WHAT THIS TASK INVOLVES :: Replicate the data exactly, every line included.
*** Block opens ***
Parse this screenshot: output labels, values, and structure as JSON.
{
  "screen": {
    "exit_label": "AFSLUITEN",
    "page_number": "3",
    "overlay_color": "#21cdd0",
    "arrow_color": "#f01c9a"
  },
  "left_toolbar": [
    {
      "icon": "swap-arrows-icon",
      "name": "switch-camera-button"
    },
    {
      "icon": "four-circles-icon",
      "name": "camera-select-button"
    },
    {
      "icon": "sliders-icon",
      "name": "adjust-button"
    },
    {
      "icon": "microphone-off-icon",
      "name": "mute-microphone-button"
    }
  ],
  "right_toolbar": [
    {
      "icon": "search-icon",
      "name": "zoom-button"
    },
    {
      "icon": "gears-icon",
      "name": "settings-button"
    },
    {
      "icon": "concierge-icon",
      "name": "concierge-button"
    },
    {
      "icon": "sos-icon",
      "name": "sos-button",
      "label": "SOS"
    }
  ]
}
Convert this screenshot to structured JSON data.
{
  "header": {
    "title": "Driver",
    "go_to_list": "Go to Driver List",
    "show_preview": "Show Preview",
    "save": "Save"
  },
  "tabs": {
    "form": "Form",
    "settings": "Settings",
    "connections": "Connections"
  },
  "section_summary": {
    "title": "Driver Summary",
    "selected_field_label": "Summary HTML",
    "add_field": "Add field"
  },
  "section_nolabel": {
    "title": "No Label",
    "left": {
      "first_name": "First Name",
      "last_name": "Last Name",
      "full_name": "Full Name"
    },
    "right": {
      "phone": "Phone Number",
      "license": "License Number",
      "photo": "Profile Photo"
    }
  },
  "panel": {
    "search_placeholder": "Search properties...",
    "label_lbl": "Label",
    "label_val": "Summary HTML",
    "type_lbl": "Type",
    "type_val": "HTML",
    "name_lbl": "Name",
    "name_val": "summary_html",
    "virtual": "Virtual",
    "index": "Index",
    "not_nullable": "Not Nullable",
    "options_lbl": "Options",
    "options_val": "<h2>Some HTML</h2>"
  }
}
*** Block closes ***
WRITTEN ANSWER ::
Parse this screenshot: output labels, values, and structure as JSON.
{
  "screen": {
    "exit_label": "AFSLUITEN",
    "page_number": "3",
    "overlay_color": "#21cdd0",
    "arrow_color": "#f01c9a"
  },
  "left_toolbar": [
    {
      "icon": "swap-arrows-icon",
      "name": "switch-camera-button"
    },
    {
      "icon": "four-circles-icon",
      "name": "camera-select-button"
    },
    {
      "icon": "sliders-icon",
      "name": "adjust-button"
    },
    {
      "icon": "microphone-off-icon",
      "name": "mute-microphone-button"
    }
  ],
  "right_toolbar": [
    {
      "icon": "search-icon",
      "name": "zoom-button"
    },
    {
      "icon": "gears-icon",
      "name": "settings-button"
    },
    {
      "icon": "concierge-icon",
      "name": "concierge-button"
    },
    {
      "icon": "sos-icon",
      "name": "sos-button",
      "label": "SOS"
    }
  ]
}
Convert this screenshot to structured JSON data.
{
  "header": {
    "title": "Driver",
    "go_to_list": "Go to Driver List",
    "show_preview": "Show Preview",
    "save": "Save"
  },
  "tabs": {
    "form": "Form",
    "settings": "Settings",
    "connections": "Connections"
  },
  "section_summary": {
    "title": "Driver Summary",
    "selected_field_label": "Summary HTML",
    "add_field": "Add field"
  },
  "section_nolabel": {
    "title": "No Label",
    "left": {
      "first_name": "First Name",
      "last_name": "Last Name",
      "full_name": "Full Name"
    },
    "right": {
      "phone": "Phone Number",
      "license": "License Number",
      "photo": "Profile Photo"
    }
  },
  "panel": {
    "search_placeholder": "Search properties...",
    "label_lbl": "Label",
    "label_val": "Summary HTML",
    "type_lbl": "Type",
    "type_val": "HTML",
    "name_lbl": "Name",
    "name_val": "summary_html",
    "virtual": "Virtual",
    "index": "Index",
    "not_nullable": "Not Nullable",
    "options_lbl": "Options",
    "options_val": "<h2>Some HTML</h2>"
  }
}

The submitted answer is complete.